•  » » 2 months ago, # ^ | ← Rev. 8 →   +36 Well, if what I believe is correct, it is possible. Let us simply compute the entire convex hull of $C \cup \{ S,T \}$. Now, there will be two paths on that convex hull connecting $S$ and $T$, one going clockwise, one going counterclockwise (assuming both $S$ and $T$ are on the hull). The answer is the minimum of the two. If either $S$ or $T$ is not on the convex hull (at least one of the two must be on it, but one may not be on it), then the straight line segment connecting $S$ and $T$ must not intersect with $C$ (if the line intersects with $C$, then both $S$ and $T$ must be on the hull*), so in that case $\text{dist}(S,T)$ is the answer.*UPD: Here's the proof on the intersection part. Let us assume $S$ was on the hull, and $T$ inside it. Now let's think of the hull incrementally, adding $S$ first and then $T$. For $T$ not to be added to the hull, $T$ should be inside the hull. This is either inside the polygon, or at a point where there is no intersection with the segment and the polygon. The former case is already eliminated from the task, and our proof is finished.
•  » » » 2 months ago, # ^ |   +13 This is a smart solution! I just bashed the problem using disjktra, where vertices are point of the polygon, S and T, edges are the original edges of the convex hull and an edge from S to vertices of the polygon that don't cross the polygon, and likewise for T. It's easy to computer the last two set of edges using line hull intersection but it's quite a bit of code
•  » » 2 months ago, # ^ |   +18 You can find out if two segments intersect without using anything more than some cross and dot products
 » 2 months ago, # |   -16 These are the contest I truly hate.

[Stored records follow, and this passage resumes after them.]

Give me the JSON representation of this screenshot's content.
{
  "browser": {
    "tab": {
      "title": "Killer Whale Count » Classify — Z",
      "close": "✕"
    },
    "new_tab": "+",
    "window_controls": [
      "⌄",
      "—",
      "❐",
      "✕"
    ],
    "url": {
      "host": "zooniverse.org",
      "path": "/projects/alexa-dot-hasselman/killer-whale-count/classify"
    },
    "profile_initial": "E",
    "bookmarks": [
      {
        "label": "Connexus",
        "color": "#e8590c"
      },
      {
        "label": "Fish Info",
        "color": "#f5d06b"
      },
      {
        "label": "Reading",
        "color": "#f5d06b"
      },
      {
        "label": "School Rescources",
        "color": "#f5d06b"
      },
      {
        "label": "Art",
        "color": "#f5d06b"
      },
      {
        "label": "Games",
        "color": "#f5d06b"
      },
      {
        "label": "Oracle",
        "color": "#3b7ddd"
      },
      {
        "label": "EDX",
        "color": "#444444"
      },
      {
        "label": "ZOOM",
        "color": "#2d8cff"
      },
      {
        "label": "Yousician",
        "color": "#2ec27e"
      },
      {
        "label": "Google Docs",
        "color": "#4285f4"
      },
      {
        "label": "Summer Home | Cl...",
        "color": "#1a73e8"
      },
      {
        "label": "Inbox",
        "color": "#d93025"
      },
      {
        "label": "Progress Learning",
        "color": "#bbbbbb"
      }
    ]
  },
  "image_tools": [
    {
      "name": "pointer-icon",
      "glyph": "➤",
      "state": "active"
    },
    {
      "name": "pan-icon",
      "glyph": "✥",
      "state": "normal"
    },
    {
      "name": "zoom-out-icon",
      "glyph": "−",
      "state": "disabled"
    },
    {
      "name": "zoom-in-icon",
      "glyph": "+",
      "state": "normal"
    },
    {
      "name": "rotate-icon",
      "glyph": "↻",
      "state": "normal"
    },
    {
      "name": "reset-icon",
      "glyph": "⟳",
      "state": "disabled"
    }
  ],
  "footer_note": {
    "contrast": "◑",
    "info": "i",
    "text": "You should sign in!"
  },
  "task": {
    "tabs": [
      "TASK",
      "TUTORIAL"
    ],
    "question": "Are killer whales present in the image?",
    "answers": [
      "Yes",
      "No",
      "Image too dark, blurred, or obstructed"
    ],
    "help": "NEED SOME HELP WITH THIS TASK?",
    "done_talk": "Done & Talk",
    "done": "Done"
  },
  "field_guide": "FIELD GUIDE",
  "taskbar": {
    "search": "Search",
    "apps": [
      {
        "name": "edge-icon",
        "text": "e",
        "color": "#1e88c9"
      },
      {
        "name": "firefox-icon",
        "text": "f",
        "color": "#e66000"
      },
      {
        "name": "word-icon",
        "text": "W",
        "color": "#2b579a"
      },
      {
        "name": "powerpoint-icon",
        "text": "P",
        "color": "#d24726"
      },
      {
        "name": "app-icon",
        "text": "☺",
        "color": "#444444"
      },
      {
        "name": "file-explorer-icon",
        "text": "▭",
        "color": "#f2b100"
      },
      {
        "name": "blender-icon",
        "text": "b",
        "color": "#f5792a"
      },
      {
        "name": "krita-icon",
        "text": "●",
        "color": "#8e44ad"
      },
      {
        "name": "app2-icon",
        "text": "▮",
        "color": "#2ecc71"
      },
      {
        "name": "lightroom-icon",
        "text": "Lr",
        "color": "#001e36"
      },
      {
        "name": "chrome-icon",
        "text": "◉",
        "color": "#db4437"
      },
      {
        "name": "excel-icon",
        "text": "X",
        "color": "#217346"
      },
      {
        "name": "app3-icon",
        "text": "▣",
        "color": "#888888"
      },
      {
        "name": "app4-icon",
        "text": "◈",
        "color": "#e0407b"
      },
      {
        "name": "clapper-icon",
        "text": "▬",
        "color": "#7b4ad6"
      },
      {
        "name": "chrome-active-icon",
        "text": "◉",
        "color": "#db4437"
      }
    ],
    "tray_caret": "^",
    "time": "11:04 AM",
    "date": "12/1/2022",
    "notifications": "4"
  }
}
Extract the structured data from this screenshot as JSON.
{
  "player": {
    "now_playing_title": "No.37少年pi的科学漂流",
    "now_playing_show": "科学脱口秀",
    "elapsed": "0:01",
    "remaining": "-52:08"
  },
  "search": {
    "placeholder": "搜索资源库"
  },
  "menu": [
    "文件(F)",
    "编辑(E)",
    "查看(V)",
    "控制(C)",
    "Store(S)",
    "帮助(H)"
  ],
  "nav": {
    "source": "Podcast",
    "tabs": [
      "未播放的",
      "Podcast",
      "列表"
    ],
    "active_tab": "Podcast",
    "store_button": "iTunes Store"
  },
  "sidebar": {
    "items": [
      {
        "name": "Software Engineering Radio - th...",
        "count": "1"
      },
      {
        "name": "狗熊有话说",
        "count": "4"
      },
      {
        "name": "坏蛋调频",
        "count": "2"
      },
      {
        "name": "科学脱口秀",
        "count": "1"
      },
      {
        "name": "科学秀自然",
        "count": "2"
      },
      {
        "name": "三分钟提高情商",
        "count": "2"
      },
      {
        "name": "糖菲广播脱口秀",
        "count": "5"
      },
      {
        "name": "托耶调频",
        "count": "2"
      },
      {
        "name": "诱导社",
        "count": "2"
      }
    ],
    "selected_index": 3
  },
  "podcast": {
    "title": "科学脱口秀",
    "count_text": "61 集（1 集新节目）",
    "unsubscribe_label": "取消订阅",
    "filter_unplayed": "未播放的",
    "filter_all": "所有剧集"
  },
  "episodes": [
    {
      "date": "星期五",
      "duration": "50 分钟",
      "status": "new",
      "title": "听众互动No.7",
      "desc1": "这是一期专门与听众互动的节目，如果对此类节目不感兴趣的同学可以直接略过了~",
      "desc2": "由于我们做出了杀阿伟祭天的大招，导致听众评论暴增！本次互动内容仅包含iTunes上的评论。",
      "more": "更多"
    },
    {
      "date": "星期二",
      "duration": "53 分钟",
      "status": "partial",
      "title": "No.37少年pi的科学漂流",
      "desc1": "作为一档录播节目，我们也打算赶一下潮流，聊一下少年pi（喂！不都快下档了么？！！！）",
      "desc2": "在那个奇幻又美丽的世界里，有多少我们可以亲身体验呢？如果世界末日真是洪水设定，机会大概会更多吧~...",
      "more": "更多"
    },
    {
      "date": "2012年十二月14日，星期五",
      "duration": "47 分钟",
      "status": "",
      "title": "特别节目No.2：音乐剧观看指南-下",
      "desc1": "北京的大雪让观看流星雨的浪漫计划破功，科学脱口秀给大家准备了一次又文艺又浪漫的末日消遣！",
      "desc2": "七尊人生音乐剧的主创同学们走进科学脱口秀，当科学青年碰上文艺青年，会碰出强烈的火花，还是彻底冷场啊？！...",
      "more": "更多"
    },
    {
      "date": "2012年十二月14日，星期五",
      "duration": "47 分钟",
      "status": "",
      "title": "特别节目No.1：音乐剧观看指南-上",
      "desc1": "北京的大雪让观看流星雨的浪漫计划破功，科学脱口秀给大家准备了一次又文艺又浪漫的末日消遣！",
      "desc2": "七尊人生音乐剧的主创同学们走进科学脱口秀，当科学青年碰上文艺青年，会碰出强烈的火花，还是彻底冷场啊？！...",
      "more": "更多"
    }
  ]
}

I don't mind even not solving a question but directly copying from leet code and throwing on peoples face.There is no value in this contest. Problem E was literally copied from leetcode.